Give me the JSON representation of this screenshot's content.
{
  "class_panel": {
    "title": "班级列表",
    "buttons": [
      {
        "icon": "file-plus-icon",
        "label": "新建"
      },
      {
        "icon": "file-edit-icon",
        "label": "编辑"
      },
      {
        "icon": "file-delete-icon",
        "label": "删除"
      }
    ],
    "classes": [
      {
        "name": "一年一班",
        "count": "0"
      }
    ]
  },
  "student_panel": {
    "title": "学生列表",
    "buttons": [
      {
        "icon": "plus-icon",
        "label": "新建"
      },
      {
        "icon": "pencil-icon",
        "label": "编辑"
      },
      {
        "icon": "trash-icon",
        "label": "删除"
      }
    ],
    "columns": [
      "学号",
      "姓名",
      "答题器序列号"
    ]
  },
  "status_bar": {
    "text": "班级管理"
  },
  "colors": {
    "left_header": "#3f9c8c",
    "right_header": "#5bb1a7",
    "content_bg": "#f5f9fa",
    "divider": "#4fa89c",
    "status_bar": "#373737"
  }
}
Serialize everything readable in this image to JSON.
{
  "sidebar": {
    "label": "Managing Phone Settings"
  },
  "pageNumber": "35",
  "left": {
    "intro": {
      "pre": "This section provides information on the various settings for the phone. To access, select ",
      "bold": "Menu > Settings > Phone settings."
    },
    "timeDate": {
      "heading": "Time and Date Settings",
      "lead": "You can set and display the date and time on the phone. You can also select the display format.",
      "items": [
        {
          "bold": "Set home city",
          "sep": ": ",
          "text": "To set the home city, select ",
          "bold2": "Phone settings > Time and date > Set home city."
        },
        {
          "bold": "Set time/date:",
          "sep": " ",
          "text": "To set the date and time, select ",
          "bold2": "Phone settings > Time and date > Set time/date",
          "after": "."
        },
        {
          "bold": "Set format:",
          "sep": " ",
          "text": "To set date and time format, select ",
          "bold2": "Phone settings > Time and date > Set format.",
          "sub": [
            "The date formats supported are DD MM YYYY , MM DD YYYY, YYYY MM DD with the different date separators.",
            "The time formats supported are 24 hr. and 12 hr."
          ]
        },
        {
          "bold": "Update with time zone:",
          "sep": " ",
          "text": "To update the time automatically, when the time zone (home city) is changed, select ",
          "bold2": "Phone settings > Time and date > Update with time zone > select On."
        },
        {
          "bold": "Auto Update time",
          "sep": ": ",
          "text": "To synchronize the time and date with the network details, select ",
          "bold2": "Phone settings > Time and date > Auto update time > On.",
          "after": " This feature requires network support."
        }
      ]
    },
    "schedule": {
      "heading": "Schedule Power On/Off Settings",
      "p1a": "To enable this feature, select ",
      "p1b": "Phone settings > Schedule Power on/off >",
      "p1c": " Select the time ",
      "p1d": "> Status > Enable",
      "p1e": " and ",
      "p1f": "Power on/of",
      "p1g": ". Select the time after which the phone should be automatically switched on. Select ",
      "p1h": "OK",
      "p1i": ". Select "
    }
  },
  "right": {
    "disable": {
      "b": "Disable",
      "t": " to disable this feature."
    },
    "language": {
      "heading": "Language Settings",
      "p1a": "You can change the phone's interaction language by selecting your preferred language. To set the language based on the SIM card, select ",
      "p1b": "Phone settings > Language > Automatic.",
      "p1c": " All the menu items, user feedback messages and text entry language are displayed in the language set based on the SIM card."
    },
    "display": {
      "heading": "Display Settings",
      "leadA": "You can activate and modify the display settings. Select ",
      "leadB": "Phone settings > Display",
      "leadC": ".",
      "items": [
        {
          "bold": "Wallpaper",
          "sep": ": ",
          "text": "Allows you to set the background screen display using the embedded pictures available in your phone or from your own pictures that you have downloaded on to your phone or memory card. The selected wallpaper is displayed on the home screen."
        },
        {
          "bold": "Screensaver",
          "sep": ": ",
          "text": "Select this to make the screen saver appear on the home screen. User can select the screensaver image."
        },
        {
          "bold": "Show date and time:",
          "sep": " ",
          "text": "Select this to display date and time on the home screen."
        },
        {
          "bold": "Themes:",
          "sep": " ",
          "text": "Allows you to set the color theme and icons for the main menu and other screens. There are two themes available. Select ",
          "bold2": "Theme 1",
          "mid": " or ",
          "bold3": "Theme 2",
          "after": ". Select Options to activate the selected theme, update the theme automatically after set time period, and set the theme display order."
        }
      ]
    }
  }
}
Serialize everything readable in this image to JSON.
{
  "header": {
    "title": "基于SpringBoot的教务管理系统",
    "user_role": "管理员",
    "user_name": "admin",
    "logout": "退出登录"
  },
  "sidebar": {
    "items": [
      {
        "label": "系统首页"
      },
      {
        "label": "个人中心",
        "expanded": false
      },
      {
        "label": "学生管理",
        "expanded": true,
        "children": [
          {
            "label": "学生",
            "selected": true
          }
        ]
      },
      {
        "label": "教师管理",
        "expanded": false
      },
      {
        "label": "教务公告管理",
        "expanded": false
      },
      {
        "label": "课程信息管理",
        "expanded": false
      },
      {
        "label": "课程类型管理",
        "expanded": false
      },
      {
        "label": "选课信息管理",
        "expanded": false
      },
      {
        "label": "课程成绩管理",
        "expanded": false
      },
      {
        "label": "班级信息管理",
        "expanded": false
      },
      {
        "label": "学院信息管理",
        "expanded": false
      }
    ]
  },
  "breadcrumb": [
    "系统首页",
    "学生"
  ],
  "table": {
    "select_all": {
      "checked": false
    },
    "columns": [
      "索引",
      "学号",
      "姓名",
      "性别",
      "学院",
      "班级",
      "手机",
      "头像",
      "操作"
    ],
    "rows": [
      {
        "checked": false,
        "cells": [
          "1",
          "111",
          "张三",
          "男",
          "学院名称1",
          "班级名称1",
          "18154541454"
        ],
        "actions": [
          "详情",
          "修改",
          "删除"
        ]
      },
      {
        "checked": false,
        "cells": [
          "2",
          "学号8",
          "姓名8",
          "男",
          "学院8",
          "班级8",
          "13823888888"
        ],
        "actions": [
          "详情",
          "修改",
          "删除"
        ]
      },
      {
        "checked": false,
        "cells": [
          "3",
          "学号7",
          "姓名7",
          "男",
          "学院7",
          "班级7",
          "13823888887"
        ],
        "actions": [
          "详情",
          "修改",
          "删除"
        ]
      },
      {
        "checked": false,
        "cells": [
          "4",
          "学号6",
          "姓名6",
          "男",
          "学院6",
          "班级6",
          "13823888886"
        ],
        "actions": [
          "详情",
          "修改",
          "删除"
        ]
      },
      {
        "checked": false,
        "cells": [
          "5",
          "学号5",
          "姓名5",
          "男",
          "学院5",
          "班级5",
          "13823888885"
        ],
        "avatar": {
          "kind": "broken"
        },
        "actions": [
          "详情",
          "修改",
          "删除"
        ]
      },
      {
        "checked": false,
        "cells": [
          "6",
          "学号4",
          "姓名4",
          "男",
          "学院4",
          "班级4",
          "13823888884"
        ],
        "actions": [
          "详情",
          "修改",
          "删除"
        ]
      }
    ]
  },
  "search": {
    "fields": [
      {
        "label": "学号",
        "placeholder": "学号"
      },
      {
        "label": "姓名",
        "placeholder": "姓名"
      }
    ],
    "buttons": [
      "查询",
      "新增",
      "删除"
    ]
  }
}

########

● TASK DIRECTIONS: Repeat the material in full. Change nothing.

● WORKED SOLUTION:
Give me the JSON representation of this screenshot's content.
{
  "class_panel": {
    "title": "班级列表",
    "buttons": [
      {
        "icon": "file-plus-icon",
        "label": "新建"
      },
      {
        "icon": "file-edit-icon",
        "label": "编辑"
      },
      {
        "icon": "file-delete-icon",
        "label": "删除"
      }
    ],
    "classes": [
      {
        "name": "一年一班",
        "count": "0"
      }
    ]
  },
  "student_panel": {
    "title": "学生列表",
    "buttons": [
      {
        "icon": "plus-icon",
        "label": "新建"
      },
      {
        "icon": "pencil-icon",
        "label": "编辑"
      },
      {
        "icon": "trash-icon",
        "label": "删除"
      }
    ],
    "columns": [
      "学号",
      "姓名",
      "答题器序列号"
    ]
  },
  "status_bar": {
    "text": "班级管理"
  },
  "colors": {
    "left_header": "#3f9c8c",
    "right_header": "#5bb1a7",
    "content_bg": "#f5f9fa",
    "divider": "#4fa89c",
    "status_bar": "#373737"
  }
}
Serialize everything readable in this image to JSON.
{
  "sidebar": {
    "label": "Managing Phone Settings"
  },
  "pageNumber": "35",
  "left": {
    "intro": {
      "pre": "This section provides information on the various settings for the phone. To access, select ",
      "bold": "Menu > Settings > Phone settings."
    },
    "timeDate": {
      "heading": "Time and Date Settings",
      "lead": "You can set and display the date and time on the phone. You can also select the display format.",
      "items": [
        {
          "bold": "Set home city",
          "sep": ": ",
          "text": "To set the home city, select ",
          "bold2": "Phone settings > Time and date > Set home city."
        },
        {
          "bold": "Set time/date:",
          "sep": " ",
          "text": "To set the date and time, select ",
          "bold2": "Phone settings > Time and date > Set time/date",
          "after": "."
        },
        {
          "bold": "Set format:",
          "sep": " ",
          "text": "To set date and time format, select ",
          "bold2": "Phone settings > Time and date > Set format.",
          "sub": [
            "The date formats supported are DD MM YYYY , MM DD YYYY, YYYY MM DD with the different date separators.",
            "The time formats supported are 24 hr. and 12 hr."
          ]
        },
        {
          "bold": "Update with time zone:",
          "sep": " ",
          "text": "To update the time automatically, when the time zone (home city) is changed, select ",
          "bold2": "Phone settings > Time and date > Update with time zone > select On."
        },
        {
          "bold": "Auto Update time",
          "sep": ": ",
          "text": "To synchronize the time and date with the network details, select ",
          "bold2": "Phone settings > Time and date > Auto update time > On.",
          "after": " This feature requires network support."
        }
      ]
    },
    "schedule": {
      "heading": "Schedule Power On/Off Settings",
      "p1a": "To enable this feature, select ",
      "p1b": "Phone settings > Schedule Power on/off >",
      "p1c": " Select the time ",
      "p1d": "> Status > Enable",
      "p1e": " and ",
      "p1f": "Power on/of",
      "p1g": ". Select the time after which the phone should be automatically switched on. Select ",
      "p1h": "OK",
      "p1i": ". Select "
    }
  },
  "right": {
    "disable": {
      "b": "Disable",
      "t": " to disable this feature."
    },
    "language": {
      "heading": "Language Settings",
      "p1a": "You can change the phone's interaction language by selecting your preferred language. To set the language based on the SIM card, select ",
      "p1b": "Phone settings > Language > Automatic.",
      "p1c": " All the menu items, user feedback messages and text entry language are displayed in the language set based on the SIM card."
    },
    "display": {
      "heading": "Display Settings",
      "leadA": "You can activate and modify the display settings. Select ",
      "leadB": "Phone settings > Display",
      "leadC": ".",
      "items": [
        {
          "bold": "Wallpaper",
          "sep": ": ",
          "text": "Allows you to set the background screen display using the embedded pictures available in your phone or from your own pictures that you have downloaded on to your phone or memory card. The selected wallpaper is displayed on the home screen."
        },
        {
          "bold": "Screensaver",
          "sep": ": ",
          "text": "Select this to make the screen saver appear on the home screen. User can select the screensaver image."
        },
        {
          "bold": "Show date and time:",
          "sep": " ",
          "text": "Select this to display date and time on the home screen."
        },
        {
          "bold": "Themes:",
          "sep": " ",
          "text": "Allows you to set the color theme and icons for the main menu and other screens. There are two themes available. Select ",
          "bold2": "Theme 1",
          "mid": " or ",
          "bold3": "Theme 2",
          "after": ". Select Options to activate the selected theme, update the theme automatically after set time period, and set the theme display order."
        }
      ]
    }
  }
}
Serialize everything readable in this image to JSON.
{
  "header": {
    "title": "基于SpringBoot的教务管理系统",
    "user_role": "管理员",
    "user_name": "admin",
    "logout": "退出登录"
  },
  "sidebar": {
    "items": [
      {
        "label": "系统首页"
      },
      {
        "label": "个人中心",
        "expanded": false
      },
      {
        "label": "学生管理",
        "expanded": true,
        "children": [
          {
            "label": "学生",
            "selected": true
          }
        ]
      },
      {
        "label": "教师管理",
        "expanded": false
      },
      {
        "label": "教务公告管理",
        "expanded": false
      },
      {
        "label": "课程信息管理",
        "expanded": false
      },
      {
        "label": "课程类型管理",
        "expanded": false
      },
      {
        "label": "选课信息管理",
        "expanded": false
      },
      {
        "label": "课程成绩管理",
        "expanded": false
      },
      {
        "label": "班级信息管理",
        "expanded": false
      },
      {
        "label": "学院信息管理",
        "expanded": false
      }
    ]
  },
  "breadcrumb": [
    "系统首页",
    "学生"
  ],
  "table": {
    "select_all": {
      "checked": false
    },
    "columns": [
      "索引",
      "学号",
      "姓名",
      "性别",
      "学院",
      "班级",
      "手机",
      "头像",
      "操作"
    ],
    "rows": [
      {
        "checked": false,
        "cells": [
          "1",
          "111",
          "张三",
          "男",
          "学院名称1",
          "班级名称1",
          "18154541454"
        ],
        "actions": [
          "详情",
          "修改",
          "删除"
        ]
      },
      {
        "checked": false,
        "cells": [
          "2",
          "学号8",
          "姓名8",
          "男",
          "学院8",
          "班级8",
          "13823888888"
        ],
        "actions": [
          "详情",
          "修改",
          "删除"
        ]
      },
      {
        "checked": false,
        "cells": [
          "3",
          "学号7",
          "姓名7",
          "男",
          "学院7",
          "班级7",
          "13823888887"
        ],
        "actions": [
          "详情",
          "修改",
          "删除"
        ]
      },
      {
        "checked": false,
        "cells": [
          "4",
          "学号6",
          "姓名6",
          "男",
          "学院6",
          "班级6",
          "13823888886"
        ],
        "actions": [
          "详情",
          "修改",
          "删除"
        ]
      },
      {
        "checked": false,
        "cells": [
          "5",
          "学号5",
          "姓名5",
          "男",
          "学院5",
          "班级5",
          "13823888885"
        ],
        "avatar": {
          "kind": "broken"
        },
        "actions": [
          "详情",
          "修改",
          "删除"
        ]
      },
      {
        "checked": false,
        "cells": [
          "6",
          "学号4",
          "姓名4",
          "男",
          "学院4",
          "班级4",
          "13823888884"
        ],
        "actions": [
          "详情",
          "修改",
          "删除"
        ]
      }
    ]
  },
  "search": {
    "fields": [
      {
        "label": "学号",
        "placeholder": "学号"
      },
      {
        "label": "姓名",
        "placeholder": "姓名"
      }
    ],
    "buttons": [
      "查询",
      "新增",
      "删除"
    ]
  }
}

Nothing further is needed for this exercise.